Background courtesy BiggerPictureImages/flickr

Letter: Whether 'tis nobler in the lungs to suffer.

If we're going to allude to Shakespeare in the debate over a carbon tax, let's bring out the iambic pentameter. A reader responds.

Letter: Whether 'tis nobler in the lungs to suffer


July 22, 2016

If we're going to allude to Shakespeare in the debate over a carbon tax, let's bring out the iambic pentameter. A reader responds.

Letter: Carbon tax's benefits (July 19, 2016)

Editor's Note: Our July 18 op-ed on the carbon tax ("To tax or not to tax") continues to draw reader response, including this treatment from Jeffrey Rissman, who notes that "Hamlet was the Prince of Denmark, and Denmark is known for wind turbines...." 

Those needing a refresher on the original soliloquy might check here.

Re:  To Tax or Not To Tax (July 18, 2016) 

To the Editor:

To tax or not to tax-that is the question:

Whether 'tis nobler in the lungs to suffer

The slings and arrows of outrageous emissions,

Or to take arms against a sea of polluters,

And, by opposing, end them. To tax, to regulate-

No more-and by a law to say we end

The heart disease and the thousand unnatural shocks

That flesh is heir to-'tis a consummation

Devoutly to be wish'd. To tax, to regulate-

To regulate, perchance to redistribute. Aye, there's the rub,

For in that taxation of carbon what dividends may come,

When we have cast off this fossil energy,

Must give us pause.

—Jeffrey Rissman

San Francisco, Calif.

Become a donor
Today's top news

Reflecting on two decades of progress in environmental health and science communication

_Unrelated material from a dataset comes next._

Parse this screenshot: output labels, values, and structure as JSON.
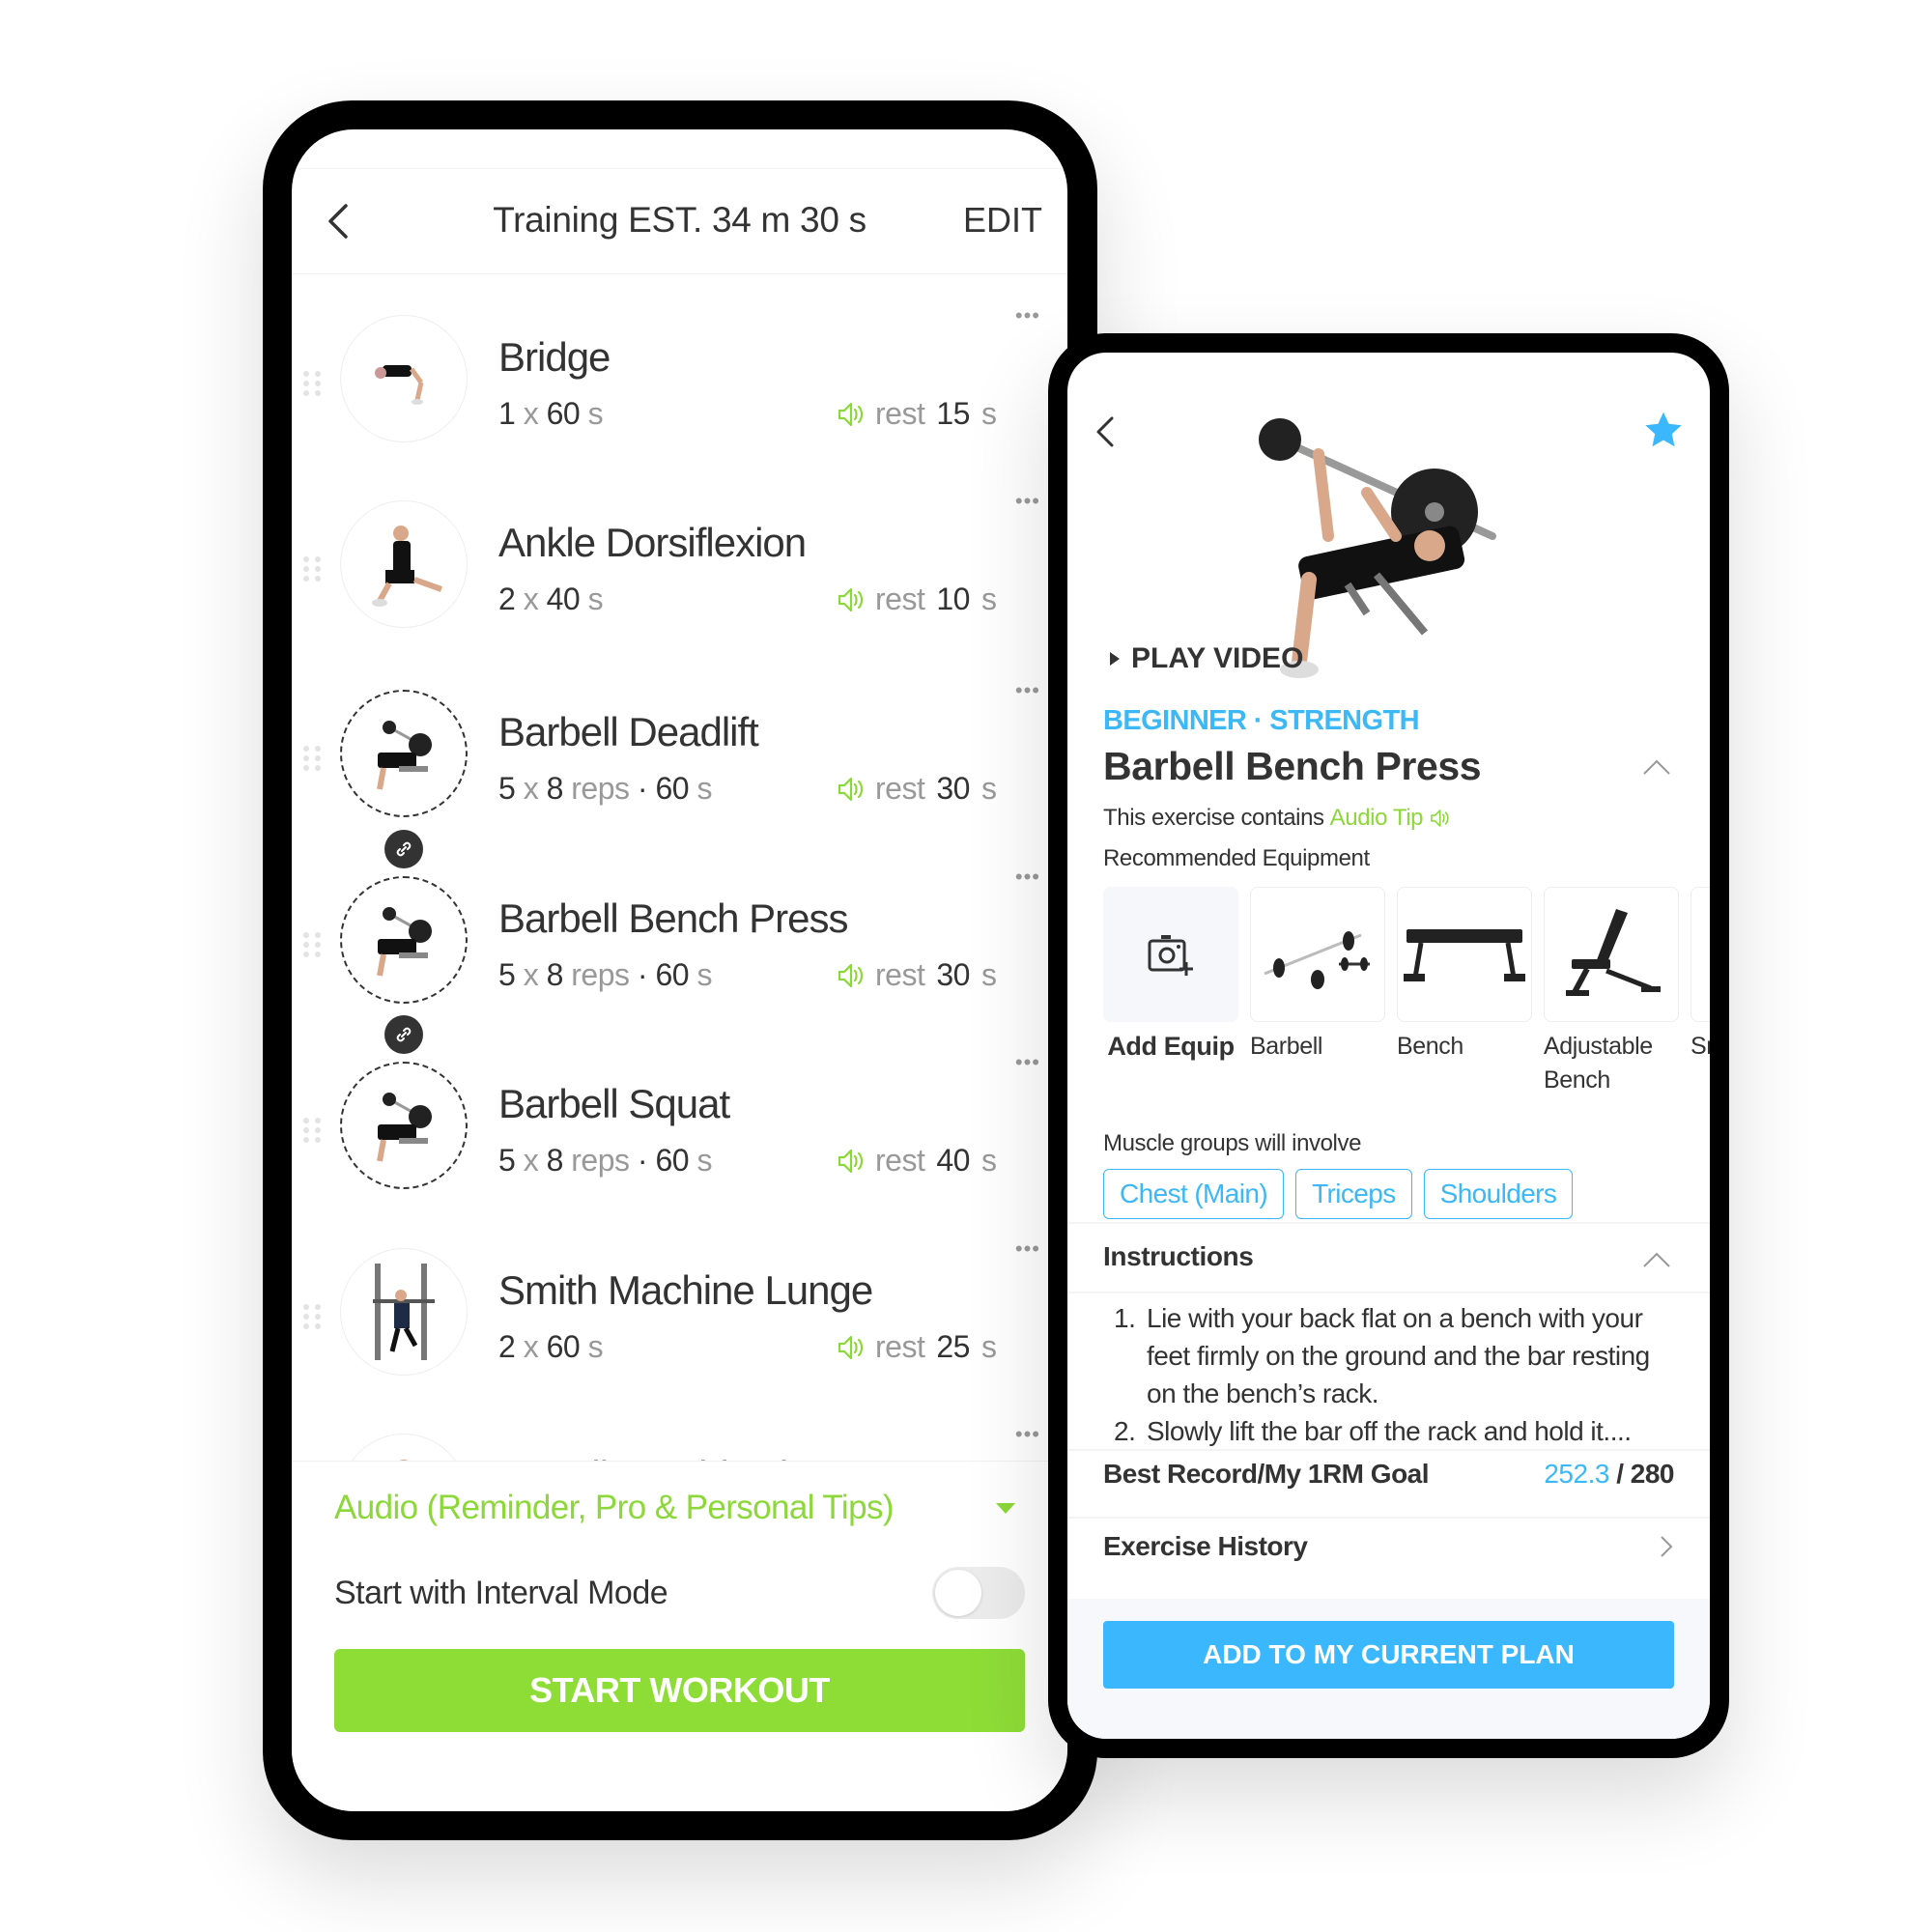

Founder Pete Myers on breaking down outdated scientific paradigms to better protect public health.

From our newsroom

Peter Dykstra: Environmental takeaways from Election Day

What happened and, perhaps more importantly, what didn’t happen?

LISTEN: Beauty + Justice

A new limited series podcast will feature researchers, companies and organizations working toward a toxics-free future for beauty products.

Former coal plant near Pittsburgh is poisoning groundwater: Report

Groundwater near the site contains arsenic levels 372 times higher than safety threshold. Coal ash sites across the U.S. are seeing similar contamination.

Lawsuits against the plastics industry for health and environmental harm could exceed $20 billion by 2030

A new study warns investors and insurers that plastic pollution is costing society $100 billion per year and litigation is coming.

Peter Dykstra: A League of their own

The League of Conservation Voters has managed to stay out of the mud for 52 years.